* **Exercise instructions**
Lines containing the string "author": how many are there below? Answer with the number only.

....

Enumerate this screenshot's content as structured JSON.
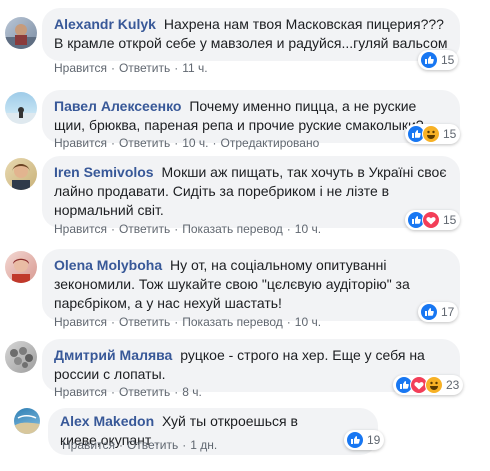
{
  "comments": [
    {
      "author": "Alexandr Kulyk",
      "text": "Нахрена нам твоя Масковская пицерия???В крамле открой себе у мавзолея и радуйся...гуляй вальсом",
      "actions": [
        "Нравится",
        "Ответить",
        "11 ч."
      ],
      "reactions": [
        "like"
      ],
      "count": "15"
    },
    {
      "author": "Павел Алексеенко",
      "text": "Почему именно пицца, а не руские щии, брюква, пареная репа и прочие руские смаколыки?",
      "actions": [
        "Нравится",
        "Ответить",
        "10 ч.",
        "Отредактировано"
      ],
      "reactions": [
        "like",
        "haha"
      ],
      "count": "15"
    },
    {
      "author": "Iren Semivolos",
      "text": "Мокши аж пищать, так хочуть в Україні своє лайно продавати. Сидіть за поребриком і не лізте в нормальний світ.",
      "actions": [
        "Нравится",
        "Ответить",
        "Показать перевод",
        "10 ч."
      ],
      "reactions": [
        "like",
        "love"
      ],
      "count": "15"
    },
    {
      "author": "Olena Molyboha",
      "text": "Ну от, на соціальному опитуванні зекономили. Тож шукайте свою \"цєлєвую аудіторію\" за парєбріком, а у нас нехуй шастать!",
      "actions": [
        "Нравится",
        "Ответить",
        "Показать перевод",
        "10 ч."
      ],
      "reactions": [
        "like"
      ],
      "count": "17"
    },
    {
      "author": "Дмитрий Малява",
      "text": "руцкое - строго на хер. Еще у себя на россии с лопаты.",
      "actions": [
        "Нравится",
        "Ответить",
        "8 ч."
      ],
      "reactions": [
        "like",
        "love",
        "haha"
      ],
      "count": "23"
    },
    {
      "author": "Alex Makedon",
      "text": "Хуй ты откроешься в киеве,окупант .",
      "actions": [
        "Нравится",
        "Ответить",
        "1 дн."
      ],
      "reactions": [
        "like"
      ],
      "count": "19"
    }
  ],
  "colors": {
    "author": "#385898",
    "bubble": "#f2f3f5",
    "meta": "#606770",
    "like": "#1877f2",
    "love": "#f33e58",
    "haha": "#f7b125"
  }
}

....

* **Exercise result**
7